American Black Bear
Health Issues Which May Affect This Animal
What Causes This Disease?Trichinosis is a disease caused by a nematode parasite, Trichinella spiralis.
Where Is The Disease Found?Trichinosis occurs throughout North American and can be found in grizzly bears, polar bears, black bears, feral swine, mountain lions, wolverines, wolves, coyotes, and foxes. Trichinosis has been documented in black bears and mountain lions in Idaho. Trichinosis has been documented in humans associated with consuming home-made jerky made from a cougar and a black bear in Idaho.
Signs of DiseaseAnimals infected with trichinosis generally appear healthy. Trichinosis is hard to detect when butchering because there are few lesions and the cysts are very small. The cysts are most common in the muscles of the jaw, tongue, and diaphragm. Animals that are infected with adult worms may have swollen intestines with small bruises on the intestinal wall. Affected muscles and associated lymph nodes may be soft and swollen.
Read More About Trichinosis
Idaho Fish and Game officials lethally removed a black bear on Aug. 9 at Bill’s Island in Island Park. The bear had been spotted by residents for at least two weeks and could not be safely relocated because it had become habituated to searching for food at residences. It was also comfortable near people and was spotted sleeping under porches, walking on decks, and was active day and night.
Bear breaks into zoo: it sounds like the punchline of a joke, but it recently happened at Zoo Idaho in Pocatello, and Fish and Game conservation officers had a unique situation on their hands.
Early morning on July 3, a wild black bear was discovered inside the zoo perimeter by zoo staff conducting the morning rounds. The 120-pound, 3-year old black bear quickly climbed a large tree in front of the black bear exhibit.
Hunters can check to see if they drew controlled hunt tags for deer, elk, pronghorn, black bear, and turkey. Results are posted through Fish and Game's licensing system at https://idfg.idaho.gov/buy-online for those who already have an account.

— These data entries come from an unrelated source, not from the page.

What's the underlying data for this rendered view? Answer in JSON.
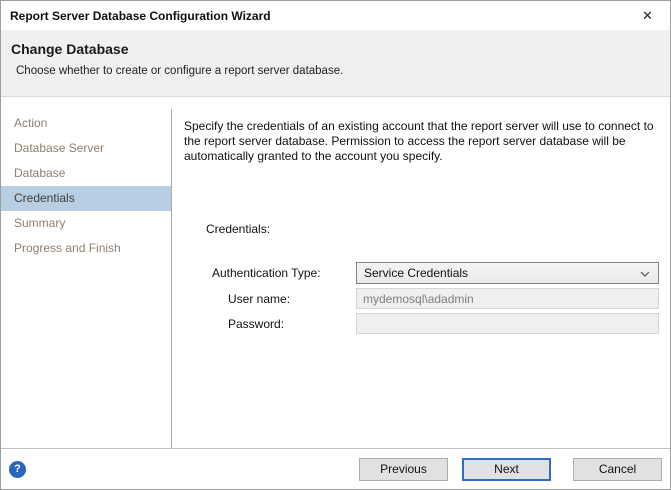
{
  "window": {
    "title": "Report Server Database Configuration Wizard",
    "close_icon_glyph": "✕"
  },
  "header": {
    "title": "Change Database",
    "subtitle": "Choose whether to create or configure a report server database."
  },
  "sidebar": {
    "items": [
      {
        "label": "Action",
        "selected": false
      },
      {
        "label": "Database Server",
        "selected": false
      },
      {
        "label": "Database",
        "selected": false
      },
      {
        "label": "Credentials",
        "selected": true
      },
      {
        "label": "Summary",
        "selected": false
      },
      {
        "label": "Progress and Finish",
        "selected": false
      }
    ],
    "selected_highlight_color": "#b8cee2",
    "item_text_color": "#8e7f70"
  },
  "content": {
    "description": "Specify the credentials of an existing account that the report server will use to connect to the report server database.  Permission to access the report server database will be automatically granted to the account you specify.",
    "section_label": "Credentials:",
    "fields": {
      "auth_type_label": "Authentication Type:",
      "auth_type_value": "Service Credentials",
      "username_label": "User name:",
      "username_value": "mydemosql\\adadmin",
      "password_label": "Password:",
      "password_value": ""
    }
  },
  "footer": {
    "help_icon_glyph": "?",
    "previous_label": "Previous",
    "next_label": "Next",
    "cancel_label": "Cancel",
    "primary_button_border_color": "#2e6fc0"
  }
}
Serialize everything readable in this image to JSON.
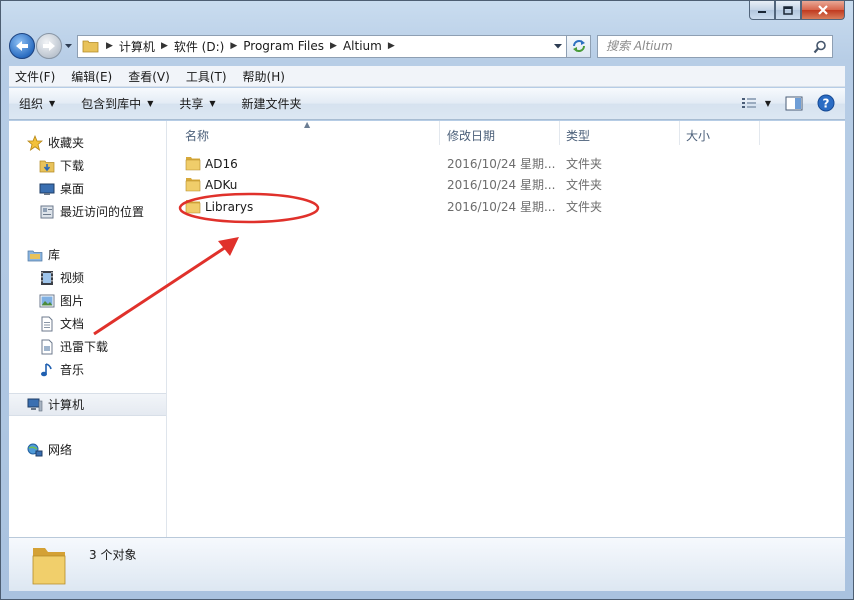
{
  "window": {
    "caption": {
      "minimize": "minimize",
      "maximize": "maximize",
      "close": "close"
    }
  },
  "address_bar": {
    "crumbs": [
      "计算机",
      "软件 (D:)",
      "Program Files",
      "Altium"
    ],
    "search_placeholder": "搜索 Altium"
  },
  "menubar": {
    "items": [
      "文件(F)",
      "编辑(E)",
      "查看(V)",
      "工具(T)",
      "帮助(H)"
    ]
  },
  "commandbar": {
    "organize": "组织",
    "include_in_library": "包含到库中",
    "share": "共享",
    "new_folder": "新建文件夹"
  },
  "nav_pane": {
    "favorites": {
      "label": "收藏夹",
      "items": [
        "下载",
        "桌面",
        "最近访问的位置"
      ]
    },
    "libraries": {
      "label": "库",
      "items": [
        "视频",
        "图片",
        "文档",
        "迅雷下载",
        "音乐"
      ]
    },
    "computer": {
      "label": "计算机"
    },
    "network": {
      "label": "网络"
    }
  },
  "file_list": {
    "columns": [
      "名称",
      "修改日期",
      "类型",
      "大小"
    ],
    "rows": [
      {
        "name": "AD16",
        "date": "2016/10/24 星期...",
        "type": "文件夹"
      },
      {
        "name": "ADKu",
        "date": "2016/10/24 星期...",
        "type": "文件夹"
      },
      {
        "name": "Librarys",
        "date": "2016/10/24 星期...",
        "type": "文件夹"
      }
    ]
  },
  "status": {
    "text": "3 个对象"
  },
  "colors": {
    "annotation_red": "#e0312b",
    "window_frame": "#b7cde6",
    "folder": "#e8c25a"
  }
}
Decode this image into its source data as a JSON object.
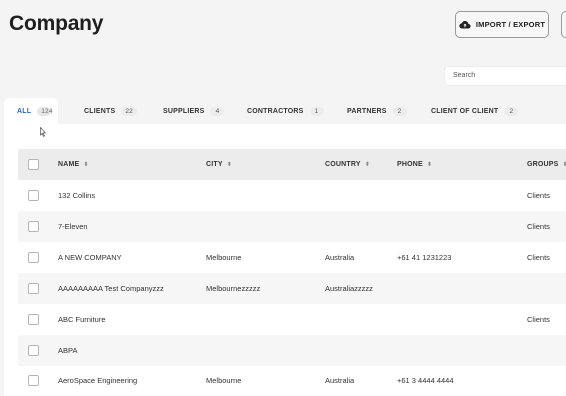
{
  "header": {
    "title": "Company",
    "import_export_label": "IMPORT / EXPORT"
  },
  "search": {
    "placeholder": "Search"
  },
  "tabs": [
    {
      "label": "ALL",
      "count": "124"
    },
    {
      "label": "CLIENTS",
      "count": "22"
    },
    {
      "label": "SUPPLIERS",
      "count": "4"
    },
    {
      "label": "CONTRACTORS",
      "count": "1"
    },
    {
      "label": "PARTNERS",
      "count": "2"
    },
    {
      "label": "CLIENT OF CLIENT",
      "count": "2"
    }
  ],
  "table": {
    "columns": {
      "name": "NAME",
      "city": "CITY",
      "country": "COUNTRY",
      "phone": "PHONE",
      "groups": "GROUPS"
    },
    "rows": [
      {
        "name": "132 Collins",
        "city": "",
        "country": "",
        "phone": "",
        "groups": "Clients"
      },
      {
        "name": "7-Eleven",
        "city": "",
        "country": "",
        "phone": "",
        "groups": "Clients"
      },
      {
        "name": "A NEW COMPANY",
        "city": "Melbourne",
        "country": "Australia",
        "phone": "+61 41 1231223",
        "groups": "Clients"
      },
      {
        "name": "AAAAAAAAA Test Companyzzz",
        "city": "Melbournezzzzz",
        "country": "Australiazzzzz",
        "phone": "",
        "groups": ""
      },
      {
        "name": "ABC Furniture",
        "city": "",
        "country": "",
        "phone": "",
        "groups": "Clients"
      },
      {
        "name": "ABPA",
        "city": "",
        "country": "",
        "phone": "",
        "groups": ""
      },
      {
        "name": "AeroSpace Engineering",
        "city": "Melbourne",
        "country": "Australia",
        "phone": "+61 3 4444 4444",
        "groups": ""
      }
    ]
  }
}
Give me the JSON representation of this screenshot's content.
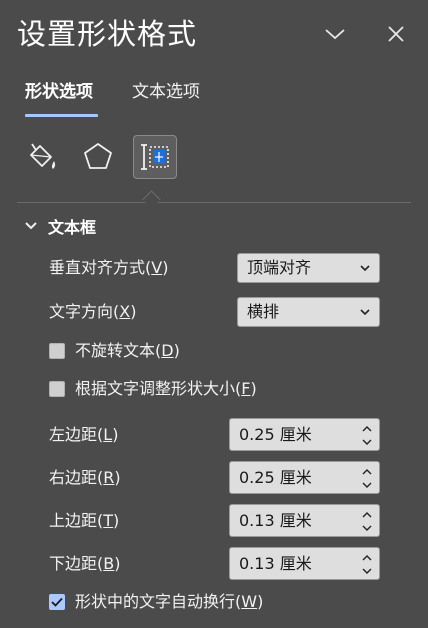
{
  "header": {
    "title": "设置形状格式",
    "collapse_icon": "chevron-down-icon",
    "close_icon": "close-icon"
  },
  "tabs": [
    {
      "label": "形状选项",
      "active": true
    },
    {
      "label": "文本选项",
      "active": false
    }
  ],
  "category_icons": [
    "fill-line-icon",
    "effects-pentagon-icon",
    "size-properties-icon"
  ],
  "selected_category": 2,
  "section": {
    "title": "文本框",
    "expanded": true
  },
  "vertical_alignment": {
    "label": "垂直对齐方式",
    "hotkey": "V",
    "value": "顶端对齐"
  },
  "text_direction": {
    "label": "文字方向",
    "hotkey": "X",
    "value": "横排"
  },
  "checkbox_no_rotate": {
    "label": "不旋转文本",
    "hotkey": "D",
    "checked": false
  },
  "checkbox_autofit": {
    "label": "根据文字调整形状大小",
    "hotkey": "F",
    "checked": false
  },
  "margins": [
    {
      "label": "左边距",
      "hotkey": "L",
      "value": "0.25 厘米"
    },
    {
      "label": "右边距",
      "hotkey": "R",
      "value": "0.25 厘米"
    },
    {
      "label": "上边距",
      "hotkey": "T",
      "value": "0.13 厘米"
    },
    {
      "label": "下边距",
      "hotkey": "B",
      "value": "0.13 厘米"
    }
  ],
  "checkbox_wrap": {
    "label": "形状中的文字自动换行",
    "hotkey": "W",
    "checked": true
  },
  "colors": {
    "background": "#4b4b4b",
    "accent": "#a6c8ff",
    "control_bg": "#dedede"
  }
}
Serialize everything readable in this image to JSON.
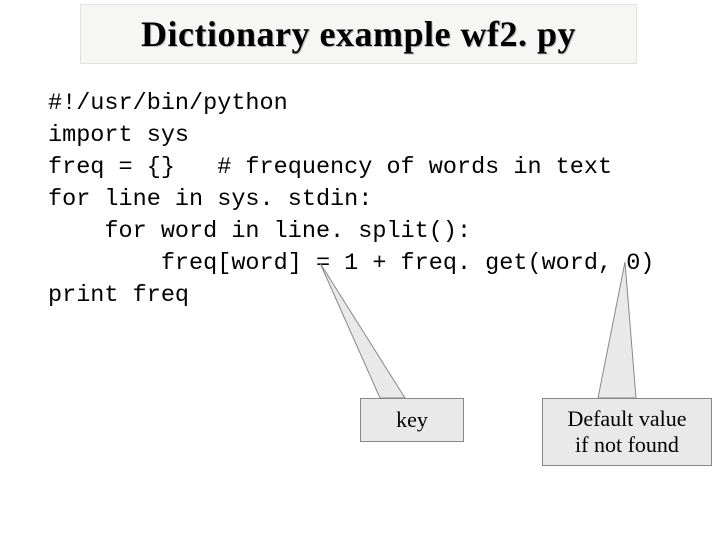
{
  "title": "Dictionary example wf2. py",
  "code": "#!/usr/bin/python\nimport sys\nfreq = {}   # frequency of words in text\nfor line in sys. stdin:\n    for word in line. split():\n        freq[word] = 1 + freq. get(word, 0)\nprint freq",
  "callouts": {
    "key": "key",
    "default": "Default value\nif not found"
  }
}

Those without an online license system account can get step-by-step instructions on the Controlled Hunt Results web page.
Hunters have until midnight Monday, June 5 to apply for this fall's deer, elk, pronghorn, black bear and turkey controlled hunts.
With Idaho’s spring black bear hunting season underway, the Idaho Department of Fish and Game reminds hunters that there are specialized regulations that they have the responsibility to follow.
Hunters are encouraged to carefully review a copy of the 2017-2018 Big Game Seasons and Rules brochure. Black bear information can be found on pages 67-72. Rule brochures are available at license vendors, online, as well as your local Fish and Game office. Don’t hesitate to contact your local Fish and Game office if you have any questions.
Hunters can get a chance to hunt big game in the spring with the opener of black bear hunting season on April 15 (some hunting units opened April 1).
Many parts of the state offer general hunting seasons for black bears, but hunters can not take any female bear with young. Here are the black bear seasons and rules.
Hunters typically spot-and-stalk, bait or use hounds for black bears. For hunters using bait, a baiting permit is required, and other rules apply.
Bear hunters planning to hunt in the Gibbonsville area this spring should beware of prescribed fire activities that may occur on both sides of Highway 93 from Hughes Creek north to Lost Trail Pass.
Salmon-Challis National Forest expects to use several methods of prescribed fire including tree well burning, broadcast and pile burning. Areas impacted may include the Lick, Hughes, Ditch, Twin, Vine, State, Moose and Pierce Creek drainages, as well as areas east of Highway 93 from Gibbonsville north.
Hunters who applied in the second controlled hunt drawing for elk, deer, pronghorn, and fall black bear can check online to see whether they were successful in the recent computerized drawing.
Results are available on Fish and Game’s website at http://idfg.idaho.gov/ch.
Applicants can enter their hunting license number and follow simple steps to find out instantly if they were successful or not in the drawing. Traffic on the website may be heavy at times, so please be patient.
During dry summers such as this, the black bear’s natural food supplies may be scarce, driving them to travel great distances to find food. Improperly stored human foods in campgrounds, backcountry camps, or rural residences become all too tempting for the hungry bruins.
Didn't draw a tag in the first round? It's not too late to apply for the second controlled hunt drawing for over 3,300 unclaimed tags.
The application period for the second drawing for deer, elk, pronghorn and black bear controlled hunt tags runs from August 5 through August 15.
A list of available tags by hunt number is available on Fish and Game’s website under the “In the Spotlight” section at https://idfg.idaho.gov